--- TASK OBJECTIVE ---
Below are some records. Pull every line that contains the word "label".

--- WORKING DATA ---
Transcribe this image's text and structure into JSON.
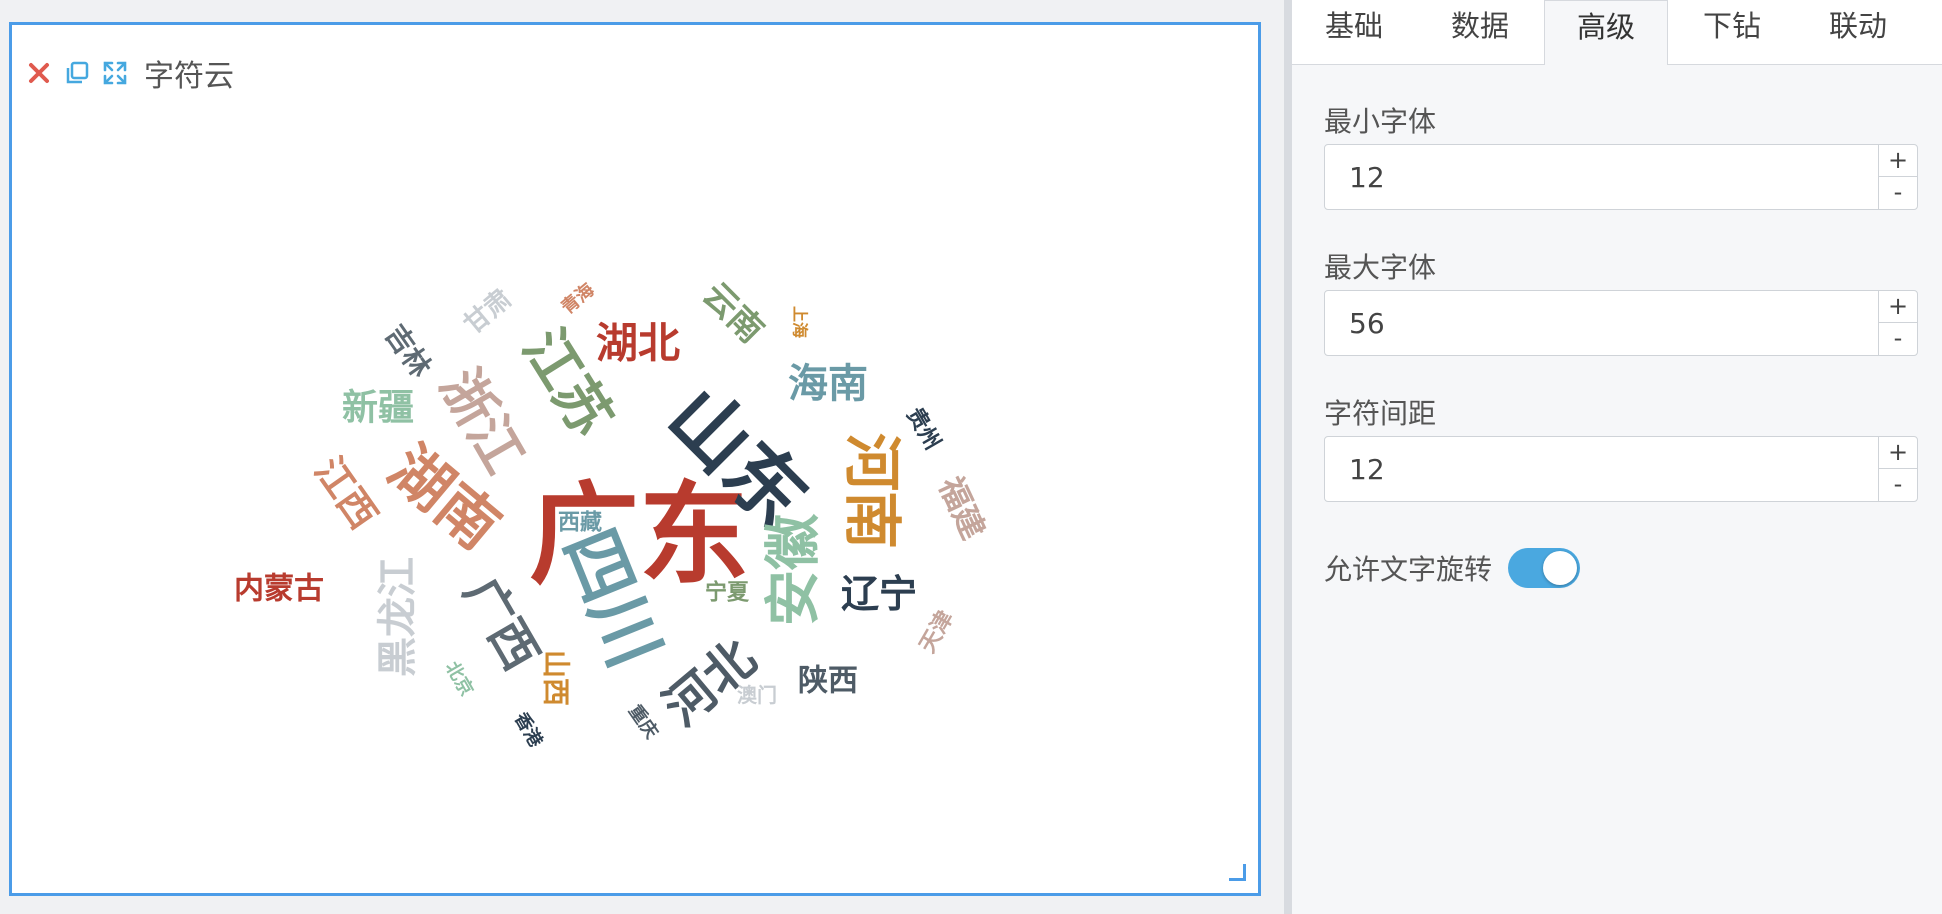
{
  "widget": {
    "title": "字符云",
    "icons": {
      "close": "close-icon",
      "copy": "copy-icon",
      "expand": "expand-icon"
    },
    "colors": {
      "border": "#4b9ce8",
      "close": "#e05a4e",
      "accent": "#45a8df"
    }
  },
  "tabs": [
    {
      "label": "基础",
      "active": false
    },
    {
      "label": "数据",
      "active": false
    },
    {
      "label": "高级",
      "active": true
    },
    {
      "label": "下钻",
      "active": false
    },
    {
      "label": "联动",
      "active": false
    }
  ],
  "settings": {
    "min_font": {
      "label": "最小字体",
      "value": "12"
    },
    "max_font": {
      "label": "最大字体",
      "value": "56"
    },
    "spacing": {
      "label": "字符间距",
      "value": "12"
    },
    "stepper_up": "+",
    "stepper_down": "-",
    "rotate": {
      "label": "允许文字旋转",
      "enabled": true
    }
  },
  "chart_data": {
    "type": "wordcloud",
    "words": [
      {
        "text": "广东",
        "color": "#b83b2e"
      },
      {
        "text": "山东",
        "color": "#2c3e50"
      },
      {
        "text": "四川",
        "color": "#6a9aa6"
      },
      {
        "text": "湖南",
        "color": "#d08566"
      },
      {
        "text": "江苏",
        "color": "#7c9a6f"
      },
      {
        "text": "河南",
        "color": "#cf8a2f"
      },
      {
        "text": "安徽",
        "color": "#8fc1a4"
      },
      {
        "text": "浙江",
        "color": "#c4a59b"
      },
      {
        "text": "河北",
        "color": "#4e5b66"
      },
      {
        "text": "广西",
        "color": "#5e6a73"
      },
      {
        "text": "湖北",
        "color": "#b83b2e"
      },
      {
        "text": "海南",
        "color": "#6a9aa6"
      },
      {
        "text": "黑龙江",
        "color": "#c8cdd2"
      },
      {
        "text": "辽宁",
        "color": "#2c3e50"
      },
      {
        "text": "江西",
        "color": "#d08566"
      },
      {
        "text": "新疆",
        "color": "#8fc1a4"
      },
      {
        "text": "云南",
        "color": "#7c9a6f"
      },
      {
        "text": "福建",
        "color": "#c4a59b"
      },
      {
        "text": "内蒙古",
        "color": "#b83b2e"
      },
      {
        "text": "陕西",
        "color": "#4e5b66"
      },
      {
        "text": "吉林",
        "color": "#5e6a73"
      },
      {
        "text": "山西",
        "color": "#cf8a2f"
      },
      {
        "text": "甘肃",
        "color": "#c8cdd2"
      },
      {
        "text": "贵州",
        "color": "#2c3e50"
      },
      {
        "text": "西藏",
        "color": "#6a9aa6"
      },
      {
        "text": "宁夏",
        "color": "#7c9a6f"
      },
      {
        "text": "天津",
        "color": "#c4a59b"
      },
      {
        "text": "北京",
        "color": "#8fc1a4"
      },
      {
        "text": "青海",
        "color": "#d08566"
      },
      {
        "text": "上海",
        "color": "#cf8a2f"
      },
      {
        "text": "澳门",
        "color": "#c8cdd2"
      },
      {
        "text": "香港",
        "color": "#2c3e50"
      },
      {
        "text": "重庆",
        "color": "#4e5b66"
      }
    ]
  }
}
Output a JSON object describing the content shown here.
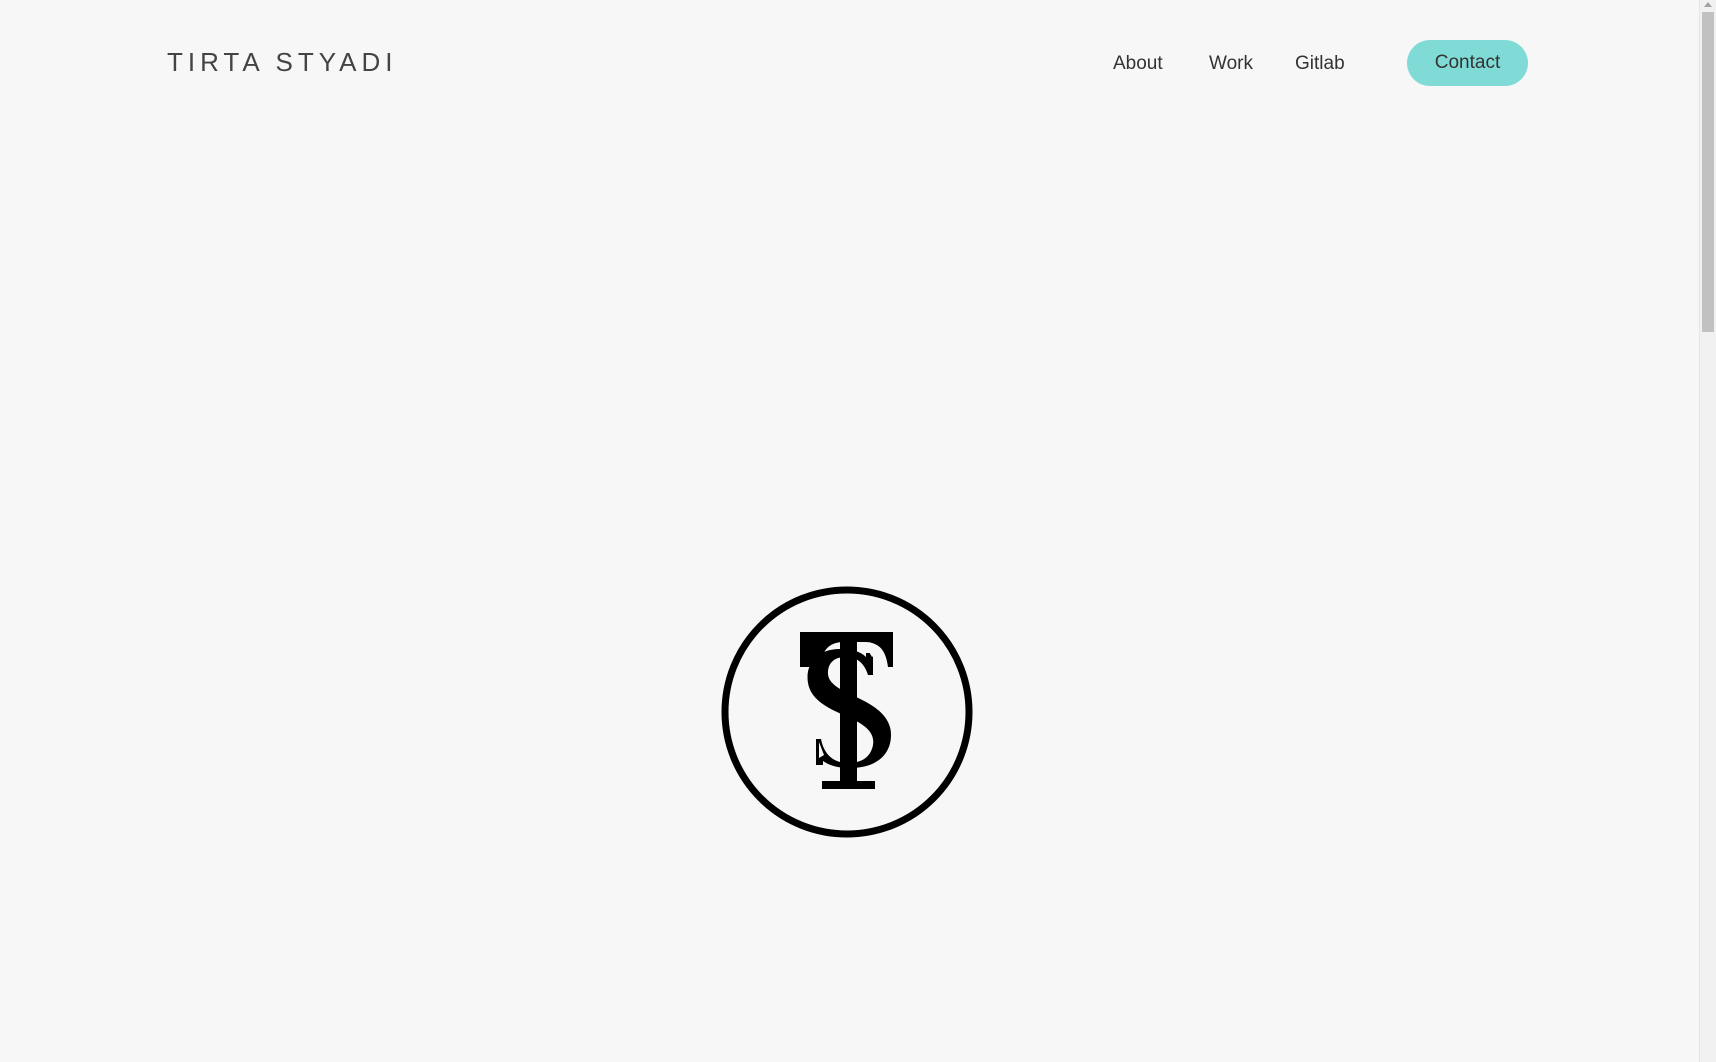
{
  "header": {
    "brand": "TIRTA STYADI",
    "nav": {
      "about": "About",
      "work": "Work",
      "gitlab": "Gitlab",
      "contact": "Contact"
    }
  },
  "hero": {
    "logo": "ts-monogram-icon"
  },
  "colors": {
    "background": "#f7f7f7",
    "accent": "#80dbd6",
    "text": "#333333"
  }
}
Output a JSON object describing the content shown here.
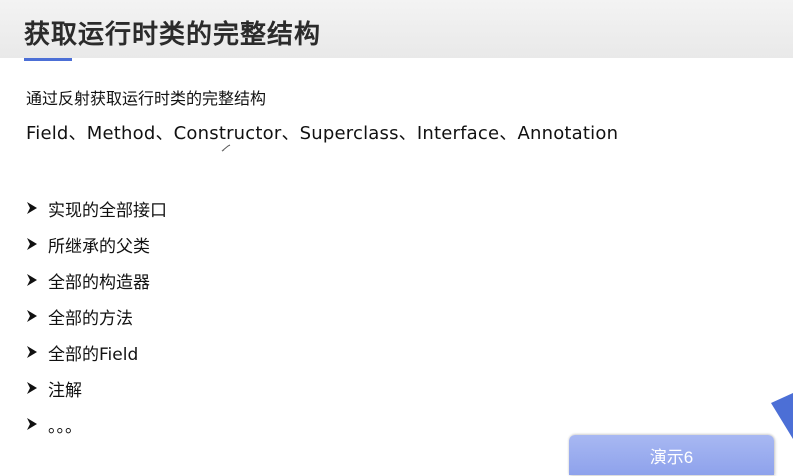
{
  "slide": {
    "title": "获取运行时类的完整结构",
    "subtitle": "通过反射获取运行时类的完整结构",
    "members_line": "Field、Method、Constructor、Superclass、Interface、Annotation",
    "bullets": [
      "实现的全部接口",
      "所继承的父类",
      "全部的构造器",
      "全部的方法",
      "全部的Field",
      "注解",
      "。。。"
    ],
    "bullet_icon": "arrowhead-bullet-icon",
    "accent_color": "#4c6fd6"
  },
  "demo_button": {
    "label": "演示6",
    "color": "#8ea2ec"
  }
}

--- TASK SOLUTION ---
      "label": "基础",
      "label": "数据",
      "label": "高级",
      "label": "下钻",
      "label": "联动",
      "label": "最小字体",
      "label": "最大字体",
      "label": "字符间距",
      "label": "允许文字旋转",
    "label": "演示6",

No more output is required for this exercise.